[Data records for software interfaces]
• • • •

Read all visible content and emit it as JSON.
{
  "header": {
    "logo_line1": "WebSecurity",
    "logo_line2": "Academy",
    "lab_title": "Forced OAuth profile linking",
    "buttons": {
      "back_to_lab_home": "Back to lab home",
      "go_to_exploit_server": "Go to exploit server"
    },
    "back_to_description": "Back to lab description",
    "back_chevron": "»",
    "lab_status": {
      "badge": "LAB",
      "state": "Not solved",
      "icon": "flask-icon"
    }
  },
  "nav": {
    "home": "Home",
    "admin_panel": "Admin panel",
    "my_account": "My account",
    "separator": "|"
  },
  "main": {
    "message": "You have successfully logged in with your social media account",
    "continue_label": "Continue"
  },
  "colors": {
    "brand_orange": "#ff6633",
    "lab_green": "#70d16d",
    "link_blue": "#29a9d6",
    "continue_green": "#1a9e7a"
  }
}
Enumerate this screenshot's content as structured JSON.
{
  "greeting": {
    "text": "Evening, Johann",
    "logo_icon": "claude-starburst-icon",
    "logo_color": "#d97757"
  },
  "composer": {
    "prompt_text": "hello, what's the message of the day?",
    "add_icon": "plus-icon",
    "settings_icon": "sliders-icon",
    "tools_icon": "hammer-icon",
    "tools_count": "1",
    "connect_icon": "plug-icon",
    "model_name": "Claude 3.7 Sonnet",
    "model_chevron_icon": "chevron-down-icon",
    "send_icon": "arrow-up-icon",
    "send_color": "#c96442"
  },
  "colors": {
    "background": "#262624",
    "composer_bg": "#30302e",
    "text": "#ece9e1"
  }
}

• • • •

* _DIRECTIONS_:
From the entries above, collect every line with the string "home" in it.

* _RESPONSE_:
      "back_to_lab_home": "Back to lab home",
    "home": "Home",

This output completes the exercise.